Many have suggested the 26-year-old simply hasn't turned up against the best sides this season. But it seems there is a more concerning trend developing. Salah was on the periphery, not just when playing United and City, but against Leicester City and West Ham United.

Over his last ten appearances in all competitions, Salah has scored just three goals (excluding penalties). He has managed just 2.3 shots per game, significantly below his season average of 3.46. And his xG per 90 is down at 0.52 (0.64 over the season).

This could be put down to a bad run of form or a lack of confidence. Teams certainly target Salah and attempt to nullify him. That is an inevitable consequence of his superb first season at Liverpool, in which he scored 44 goals.

A slump in form at some point is to be expected. But the trends that have emerged over the last few weeks will be a concern for Liverpool. Salah appears deprived of service and attempts to force something when he has the ball. His contribution has suffered as a result.

Salah seemed infallible last season, he scored at a remarkable rate and rarely turned in a below-par performance. For most of this campaign, too, he has been excellent. That should not be forgotten.

With 17 Premier League goals, he is the joint top scorer in the division and has confounded those critics who predictably, and tiresomely, claimed he would be a “one-season wonder”.

Of late, though, Salah has hit top form only sporadically. In the Premier League, since the turn of the year, his contribution has drastically declined. He has gone from creating an average of 0.51 big chances per 90 to just 0.14. And his xA per 90, previously at 0.3, is down at 0.12.

Interestingly, Salah is attempting more take-ons (3.64 per 90 compared with 3.26) but completing fewer (1.89 per 90 compared with 2.08). It suggests that he is being crowded out by defenders and receiving the ball in positions which make it difficult for him to fashion a chance.

It is, perhaps, a consequence of a slight change in approach from Jürgen Klopp, known for so long for his “heavy metal” style of play. The pressing was intense, the tempo often absurdly fast. Attacking players benefited from it.

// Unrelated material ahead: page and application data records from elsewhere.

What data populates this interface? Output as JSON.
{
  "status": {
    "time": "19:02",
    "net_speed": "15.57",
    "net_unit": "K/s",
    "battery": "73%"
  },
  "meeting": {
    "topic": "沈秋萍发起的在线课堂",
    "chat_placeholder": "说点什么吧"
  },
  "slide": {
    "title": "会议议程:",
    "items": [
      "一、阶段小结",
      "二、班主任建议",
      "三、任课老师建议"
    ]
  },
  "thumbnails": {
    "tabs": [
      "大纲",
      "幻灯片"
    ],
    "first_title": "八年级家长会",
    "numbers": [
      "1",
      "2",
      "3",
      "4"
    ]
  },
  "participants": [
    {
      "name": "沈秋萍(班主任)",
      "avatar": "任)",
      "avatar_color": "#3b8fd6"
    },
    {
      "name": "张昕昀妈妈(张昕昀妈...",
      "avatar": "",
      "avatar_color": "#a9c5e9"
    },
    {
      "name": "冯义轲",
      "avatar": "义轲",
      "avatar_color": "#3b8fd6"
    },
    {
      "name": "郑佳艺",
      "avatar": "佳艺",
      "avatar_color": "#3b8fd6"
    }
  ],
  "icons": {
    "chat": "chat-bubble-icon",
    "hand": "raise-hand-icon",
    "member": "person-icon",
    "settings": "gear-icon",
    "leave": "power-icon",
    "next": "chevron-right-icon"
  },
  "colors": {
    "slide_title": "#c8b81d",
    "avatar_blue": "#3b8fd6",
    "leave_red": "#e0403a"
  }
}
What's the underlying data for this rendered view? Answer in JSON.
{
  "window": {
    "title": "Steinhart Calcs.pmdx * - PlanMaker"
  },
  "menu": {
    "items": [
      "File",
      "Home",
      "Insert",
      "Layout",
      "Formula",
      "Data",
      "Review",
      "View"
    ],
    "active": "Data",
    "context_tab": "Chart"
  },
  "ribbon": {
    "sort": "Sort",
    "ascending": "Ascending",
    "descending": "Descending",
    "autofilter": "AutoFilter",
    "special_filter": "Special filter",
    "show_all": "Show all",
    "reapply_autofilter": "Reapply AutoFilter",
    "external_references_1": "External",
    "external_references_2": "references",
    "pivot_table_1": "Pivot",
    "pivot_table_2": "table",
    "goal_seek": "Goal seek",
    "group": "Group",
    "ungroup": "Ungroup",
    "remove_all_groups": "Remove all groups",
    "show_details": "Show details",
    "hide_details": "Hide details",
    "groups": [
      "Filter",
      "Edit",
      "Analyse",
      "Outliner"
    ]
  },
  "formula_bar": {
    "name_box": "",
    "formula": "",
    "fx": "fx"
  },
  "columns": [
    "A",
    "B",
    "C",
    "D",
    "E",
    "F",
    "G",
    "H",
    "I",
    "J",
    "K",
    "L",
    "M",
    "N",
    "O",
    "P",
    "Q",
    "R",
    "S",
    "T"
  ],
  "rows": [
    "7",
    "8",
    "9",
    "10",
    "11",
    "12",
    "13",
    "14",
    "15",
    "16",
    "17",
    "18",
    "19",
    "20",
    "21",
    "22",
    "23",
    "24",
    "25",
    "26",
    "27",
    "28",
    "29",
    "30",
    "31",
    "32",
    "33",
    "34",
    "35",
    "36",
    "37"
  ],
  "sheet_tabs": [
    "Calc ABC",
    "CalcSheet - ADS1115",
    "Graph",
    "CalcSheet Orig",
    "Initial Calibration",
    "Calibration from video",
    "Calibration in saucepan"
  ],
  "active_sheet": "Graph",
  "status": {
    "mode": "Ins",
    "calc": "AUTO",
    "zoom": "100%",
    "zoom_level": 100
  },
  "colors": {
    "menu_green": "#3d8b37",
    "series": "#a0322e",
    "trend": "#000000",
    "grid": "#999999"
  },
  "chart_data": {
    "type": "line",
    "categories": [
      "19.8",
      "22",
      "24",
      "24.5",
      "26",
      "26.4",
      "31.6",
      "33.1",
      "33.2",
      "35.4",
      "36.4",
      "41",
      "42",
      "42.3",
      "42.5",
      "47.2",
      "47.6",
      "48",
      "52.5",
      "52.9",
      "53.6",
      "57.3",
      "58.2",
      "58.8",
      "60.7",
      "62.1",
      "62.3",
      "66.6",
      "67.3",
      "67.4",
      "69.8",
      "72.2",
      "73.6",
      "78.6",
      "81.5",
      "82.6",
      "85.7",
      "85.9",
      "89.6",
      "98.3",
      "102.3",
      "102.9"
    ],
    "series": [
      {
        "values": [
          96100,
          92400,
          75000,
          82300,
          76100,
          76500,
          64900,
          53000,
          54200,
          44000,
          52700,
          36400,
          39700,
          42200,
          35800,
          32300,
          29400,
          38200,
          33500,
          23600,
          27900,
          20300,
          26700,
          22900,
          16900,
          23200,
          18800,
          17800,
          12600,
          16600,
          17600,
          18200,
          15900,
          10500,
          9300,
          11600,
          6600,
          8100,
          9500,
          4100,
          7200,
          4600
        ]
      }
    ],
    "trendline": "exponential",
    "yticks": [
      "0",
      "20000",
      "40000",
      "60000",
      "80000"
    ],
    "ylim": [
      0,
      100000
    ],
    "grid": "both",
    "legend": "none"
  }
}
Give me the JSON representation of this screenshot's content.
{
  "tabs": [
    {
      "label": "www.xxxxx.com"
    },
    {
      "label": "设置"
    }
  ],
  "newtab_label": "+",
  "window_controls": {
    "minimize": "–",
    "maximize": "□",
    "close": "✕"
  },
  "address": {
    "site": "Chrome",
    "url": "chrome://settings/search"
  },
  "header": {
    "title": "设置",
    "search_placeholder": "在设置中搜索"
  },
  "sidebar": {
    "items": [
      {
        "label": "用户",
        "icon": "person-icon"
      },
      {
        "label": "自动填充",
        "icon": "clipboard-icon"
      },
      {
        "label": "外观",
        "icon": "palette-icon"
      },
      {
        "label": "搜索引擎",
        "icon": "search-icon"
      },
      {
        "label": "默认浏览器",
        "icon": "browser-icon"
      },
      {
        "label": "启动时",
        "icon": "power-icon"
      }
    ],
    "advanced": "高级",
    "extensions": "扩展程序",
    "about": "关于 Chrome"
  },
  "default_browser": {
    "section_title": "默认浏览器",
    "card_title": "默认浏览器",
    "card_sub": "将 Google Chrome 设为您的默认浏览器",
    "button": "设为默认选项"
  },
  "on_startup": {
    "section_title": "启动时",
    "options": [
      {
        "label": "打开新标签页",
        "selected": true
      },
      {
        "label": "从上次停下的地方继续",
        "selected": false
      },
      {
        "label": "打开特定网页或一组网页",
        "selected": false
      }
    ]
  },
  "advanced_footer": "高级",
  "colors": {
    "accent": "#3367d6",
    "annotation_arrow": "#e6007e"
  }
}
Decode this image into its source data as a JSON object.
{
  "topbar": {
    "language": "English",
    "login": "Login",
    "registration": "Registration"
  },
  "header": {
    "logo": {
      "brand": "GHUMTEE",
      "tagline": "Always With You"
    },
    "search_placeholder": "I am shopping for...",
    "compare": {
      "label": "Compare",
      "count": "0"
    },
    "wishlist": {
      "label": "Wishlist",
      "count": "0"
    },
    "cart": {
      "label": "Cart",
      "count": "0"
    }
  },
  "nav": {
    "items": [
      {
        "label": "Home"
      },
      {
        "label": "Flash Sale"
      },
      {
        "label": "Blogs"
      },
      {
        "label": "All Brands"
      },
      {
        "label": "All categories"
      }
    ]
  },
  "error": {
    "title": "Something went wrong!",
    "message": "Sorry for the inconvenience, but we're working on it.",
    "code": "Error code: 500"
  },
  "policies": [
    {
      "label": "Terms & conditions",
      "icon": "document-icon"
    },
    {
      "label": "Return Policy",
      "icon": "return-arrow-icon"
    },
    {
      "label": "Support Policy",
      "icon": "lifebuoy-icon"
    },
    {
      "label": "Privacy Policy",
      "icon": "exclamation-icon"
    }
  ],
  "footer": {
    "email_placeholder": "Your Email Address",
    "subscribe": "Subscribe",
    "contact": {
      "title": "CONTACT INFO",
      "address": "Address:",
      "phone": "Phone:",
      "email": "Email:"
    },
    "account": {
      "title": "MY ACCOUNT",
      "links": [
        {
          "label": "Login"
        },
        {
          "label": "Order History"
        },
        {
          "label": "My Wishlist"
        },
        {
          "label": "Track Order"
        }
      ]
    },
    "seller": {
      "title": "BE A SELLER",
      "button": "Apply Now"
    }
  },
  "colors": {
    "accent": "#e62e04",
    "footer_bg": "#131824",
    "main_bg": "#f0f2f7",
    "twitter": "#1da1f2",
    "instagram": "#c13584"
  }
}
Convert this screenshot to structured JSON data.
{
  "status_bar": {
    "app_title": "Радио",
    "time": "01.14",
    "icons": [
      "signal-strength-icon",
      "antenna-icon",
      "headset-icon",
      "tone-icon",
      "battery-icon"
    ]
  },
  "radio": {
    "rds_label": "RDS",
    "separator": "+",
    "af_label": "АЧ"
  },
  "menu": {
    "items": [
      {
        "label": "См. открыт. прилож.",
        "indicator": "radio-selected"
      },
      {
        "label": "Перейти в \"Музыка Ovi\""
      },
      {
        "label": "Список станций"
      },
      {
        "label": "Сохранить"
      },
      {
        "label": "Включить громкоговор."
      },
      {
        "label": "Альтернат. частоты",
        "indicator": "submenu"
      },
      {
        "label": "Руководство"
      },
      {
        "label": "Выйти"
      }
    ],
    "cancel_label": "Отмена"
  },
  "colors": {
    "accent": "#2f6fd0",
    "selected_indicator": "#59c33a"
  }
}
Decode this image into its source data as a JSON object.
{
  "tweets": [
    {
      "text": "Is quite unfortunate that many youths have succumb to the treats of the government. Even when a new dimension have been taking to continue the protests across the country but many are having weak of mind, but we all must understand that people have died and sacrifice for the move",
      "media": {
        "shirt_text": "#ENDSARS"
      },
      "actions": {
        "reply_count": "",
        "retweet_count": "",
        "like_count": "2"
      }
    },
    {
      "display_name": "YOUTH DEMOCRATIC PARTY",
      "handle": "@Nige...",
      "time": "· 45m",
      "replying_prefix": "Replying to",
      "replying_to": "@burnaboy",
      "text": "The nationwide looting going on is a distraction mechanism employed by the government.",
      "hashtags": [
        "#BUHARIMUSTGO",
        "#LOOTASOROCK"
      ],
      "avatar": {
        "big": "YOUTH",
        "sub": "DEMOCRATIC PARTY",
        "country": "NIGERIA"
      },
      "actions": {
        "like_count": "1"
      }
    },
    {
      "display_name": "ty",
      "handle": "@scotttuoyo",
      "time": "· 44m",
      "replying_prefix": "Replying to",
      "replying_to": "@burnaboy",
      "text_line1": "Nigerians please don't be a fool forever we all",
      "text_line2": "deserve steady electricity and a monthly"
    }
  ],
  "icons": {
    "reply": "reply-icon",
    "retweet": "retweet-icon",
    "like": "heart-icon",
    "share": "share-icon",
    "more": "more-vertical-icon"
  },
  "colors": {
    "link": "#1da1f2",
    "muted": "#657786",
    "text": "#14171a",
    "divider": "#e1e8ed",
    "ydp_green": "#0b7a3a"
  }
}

This season, though, Liverpool have been more conservative in key games. Think back to the 0-0 draw with Manchester City at Anfield in October. The recent goalless draws against Bayern and United are evidence of this, too.

Liverpool’s passing, particularly in midfield, is safer. The tempo of the game is slower and it can often mean Klopp’s side struggle to break down packed defences, as was the case on Sunday.

A midfield three of Jordan Henderson, Fabinho and Georginio Wijnaldum was solid, dependable, but not dynamic. There appeared a disconnect between them and the front trio of Sadio Mané, Daniel Sturridge – who replaced Firmino early on – and Salah.

Whereas in the past, Salah was helped by the playmaking ability of Philippe Coutinho and the surging runs from midfield of Alex Oxlade-Chamberlain, he is now left to collect the ball and face a set defence.

Mo Salah, Liverpool

It may be that Klopp must tweak things to once again get the best out of his top scorer.

“Mo knows he can play better than he did today… we know he can,” Klopp said after the United game. “Two weeks ago we played against Bournemouth and he was unbelievable.

“In big games, against Bayern he was up against (David) Alaba who is a world-class player himself. It's about how we use him, how we play him, all that stuff. Today obviously Lindelof and Shaw together did a pretty good job.”

The key for Salah now will be to work out a way of evading defenders who have set out with the intention of stopping him.

With 11 league games still to play in a close title race and an upcoming Champions League last-16 decider against Bayern, it is crucial that he and his teammates find a solution.